But political strongmen promising a better life to their voters and ‘taking back control’ only exploit these same people behind the scenes. That’s what Hungary’s Prime Minister Viktor Orbán did with his most recent power grab, allowing him to rule by decree without time limit on the pretext of fighting the coronavirus. While most European countries increase public spending to protect vulnerable populations, Orbán uses the crises to pursue his Social Darwinist politics further, suspending the labour code to force workers and employers into ‘flexible’ solutions, without offering any meaningful assistance to the unemployed.
The government recently ordered hospitals to free up 50% of their beds, sending home thousands of severely ill people. Doctors and hospital directors criticising this measure are muted or fired. Many believe that the government uses the corona crisis to downsize public health to make markets for loyal national capitalists in the private health sector in the long run. Orbán’s recent authoritarian move serves to mute the social opposition against these Social Darwinist policies. This is not new: authoritarianism has been a central pillar of Orbán’s capitalism since 2010.
However, political bullies like Orbán, Salvini or Trump are not the root cause of today’s multiple crises. They are reckless political entrepreneurs who exploit every structural opportunity offered by the crises generated by faulty economic structures. The crisis of economic valuation, the health crisis, and the crisis of democracy have a shared root: the power of big businesses, footloose capital, and the false myth that our societies need more market competition.
Does Europe have a chance? Democratic capability-enhancing developmental states have to be the protagonists in this drama if we want to avoid unnecessary suffering. The most valuable things – public goods such as health, sustainability or inclusive development – cannot be entrusted to the markets. Instead of maximising growth and competition, the goal of economic policy should be to maximise life chances for current and future generations. Instead of the fantasy of trickle-down economics, we need to ensure inclusive growth through progressive income taxation, wealth taxes and new forms of economic democracy.
Europe’s conservative elites need to realise that they have to safeguard democratic quality with at least the same vehemence with which they were willing to enforce austerity after 2008
Nation states cannot achieve these transformations without progressive European cooperation. Although European elites took some baby steps in the right direction, the EU’s response to the corona crisis has been dangerously weak so far. Instead of solutions that individualise responsibility at the level of nation states, Europe needs shared debts to fund economic recovery and prevent any further increase in the gap between Europe’s Northern core and the Southern and Eastern rims.
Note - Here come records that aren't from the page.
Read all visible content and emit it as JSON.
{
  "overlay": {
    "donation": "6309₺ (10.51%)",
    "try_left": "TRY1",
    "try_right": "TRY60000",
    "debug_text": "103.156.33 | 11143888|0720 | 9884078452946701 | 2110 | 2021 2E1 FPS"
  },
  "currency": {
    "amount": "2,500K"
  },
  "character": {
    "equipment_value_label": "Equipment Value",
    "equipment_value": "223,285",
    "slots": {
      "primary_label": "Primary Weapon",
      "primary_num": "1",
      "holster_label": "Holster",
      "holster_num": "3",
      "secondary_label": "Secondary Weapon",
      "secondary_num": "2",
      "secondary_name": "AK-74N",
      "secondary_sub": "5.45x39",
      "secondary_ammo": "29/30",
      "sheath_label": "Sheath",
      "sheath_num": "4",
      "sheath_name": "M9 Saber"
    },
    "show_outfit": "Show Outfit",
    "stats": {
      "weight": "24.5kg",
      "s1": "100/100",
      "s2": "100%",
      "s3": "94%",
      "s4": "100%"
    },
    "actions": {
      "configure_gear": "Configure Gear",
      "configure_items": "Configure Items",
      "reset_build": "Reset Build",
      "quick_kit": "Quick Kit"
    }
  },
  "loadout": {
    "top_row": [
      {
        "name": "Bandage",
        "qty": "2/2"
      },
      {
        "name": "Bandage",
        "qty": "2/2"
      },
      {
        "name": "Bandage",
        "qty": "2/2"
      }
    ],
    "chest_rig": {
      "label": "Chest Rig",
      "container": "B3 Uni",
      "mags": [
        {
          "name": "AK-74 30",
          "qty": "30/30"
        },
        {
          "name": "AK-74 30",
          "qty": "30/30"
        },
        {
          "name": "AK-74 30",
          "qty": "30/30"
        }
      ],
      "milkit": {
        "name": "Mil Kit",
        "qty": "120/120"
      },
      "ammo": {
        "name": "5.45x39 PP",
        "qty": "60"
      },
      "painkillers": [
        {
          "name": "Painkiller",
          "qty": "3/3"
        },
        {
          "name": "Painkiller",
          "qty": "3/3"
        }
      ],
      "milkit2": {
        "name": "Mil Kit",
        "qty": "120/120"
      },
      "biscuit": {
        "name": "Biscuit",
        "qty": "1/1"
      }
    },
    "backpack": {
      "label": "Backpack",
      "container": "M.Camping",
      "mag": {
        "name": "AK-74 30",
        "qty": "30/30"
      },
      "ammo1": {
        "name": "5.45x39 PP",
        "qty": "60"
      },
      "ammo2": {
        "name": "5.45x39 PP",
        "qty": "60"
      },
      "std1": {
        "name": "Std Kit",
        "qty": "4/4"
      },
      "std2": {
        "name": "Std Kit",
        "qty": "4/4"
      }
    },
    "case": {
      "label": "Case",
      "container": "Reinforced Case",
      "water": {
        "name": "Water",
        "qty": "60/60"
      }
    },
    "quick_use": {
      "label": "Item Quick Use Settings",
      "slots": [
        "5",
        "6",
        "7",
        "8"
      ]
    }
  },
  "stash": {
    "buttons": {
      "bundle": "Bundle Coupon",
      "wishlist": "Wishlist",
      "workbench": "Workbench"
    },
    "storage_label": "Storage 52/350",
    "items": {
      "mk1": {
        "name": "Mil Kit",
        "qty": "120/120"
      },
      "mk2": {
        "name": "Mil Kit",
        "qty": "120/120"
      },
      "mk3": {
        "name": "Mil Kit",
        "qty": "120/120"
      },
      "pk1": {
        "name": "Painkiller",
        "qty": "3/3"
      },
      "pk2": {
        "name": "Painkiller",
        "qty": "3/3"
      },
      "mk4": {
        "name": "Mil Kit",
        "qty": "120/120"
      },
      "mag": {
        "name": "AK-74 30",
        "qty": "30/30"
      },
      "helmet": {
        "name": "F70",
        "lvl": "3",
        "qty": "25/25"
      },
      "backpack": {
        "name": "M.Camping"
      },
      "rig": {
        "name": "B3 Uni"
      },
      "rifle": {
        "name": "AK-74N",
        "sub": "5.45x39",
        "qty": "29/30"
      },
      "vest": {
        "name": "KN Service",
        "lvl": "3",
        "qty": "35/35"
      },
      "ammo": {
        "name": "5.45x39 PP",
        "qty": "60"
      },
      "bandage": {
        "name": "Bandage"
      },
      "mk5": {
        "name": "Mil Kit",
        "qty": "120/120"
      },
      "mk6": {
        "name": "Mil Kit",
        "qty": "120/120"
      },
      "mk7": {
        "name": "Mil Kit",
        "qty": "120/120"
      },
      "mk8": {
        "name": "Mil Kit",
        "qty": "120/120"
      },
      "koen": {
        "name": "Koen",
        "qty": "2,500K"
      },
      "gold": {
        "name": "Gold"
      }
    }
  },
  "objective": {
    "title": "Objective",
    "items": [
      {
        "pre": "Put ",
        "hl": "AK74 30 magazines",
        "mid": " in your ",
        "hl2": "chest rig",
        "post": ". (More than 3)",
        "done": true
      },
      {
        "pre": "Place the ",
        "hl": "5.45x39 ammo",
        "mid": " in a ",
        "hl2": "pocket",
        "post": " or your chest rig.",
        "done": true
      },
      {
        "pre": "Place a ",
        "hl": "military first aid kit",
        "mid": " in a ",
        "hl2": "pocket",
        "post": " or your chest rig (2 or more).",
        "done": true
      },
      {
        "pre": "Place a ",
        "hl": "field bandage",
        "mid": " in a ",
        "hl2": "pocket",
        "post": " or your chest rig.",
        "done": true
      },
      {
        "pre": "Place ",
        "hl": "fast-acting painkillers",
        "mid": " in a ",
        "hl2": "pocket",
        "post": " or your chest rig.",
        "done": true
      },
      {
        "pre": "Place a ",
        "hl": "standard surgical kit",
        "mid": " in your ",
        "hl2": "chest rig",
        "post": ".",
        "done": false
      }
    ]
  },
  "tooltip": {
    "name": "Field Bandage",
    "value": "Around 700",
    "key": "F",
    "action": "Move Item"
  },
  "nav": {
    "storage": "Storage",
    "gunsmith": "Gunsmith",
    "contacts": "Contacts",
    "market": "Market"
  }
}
The EU also needs to curtail the power of footloose transnational capital and parasitic national bourgeoisies by closing European tax havens and curbing the downward race to the bottom on taxation by introducing European taxes. Institutional pressure for austerity has to end, and labour market precarity has to be reduced. Europe also needs to secure at least as much funding for a brave European Green New Deal as for saving the banks after 2008.
And finally, Europe’s conservative elites need to realise that they have to safeguard democratic quality with at least the same vehemence with which they were willing to enforce austerity after 2008. Otherwise, nationalist authoritarians will completely derail the dream of a sustainable, free and just shared European home. There is no solution to today’s intertwined crises without more European solidarity and more progressive politics.
Published on Progressive Post on 23 April 2020.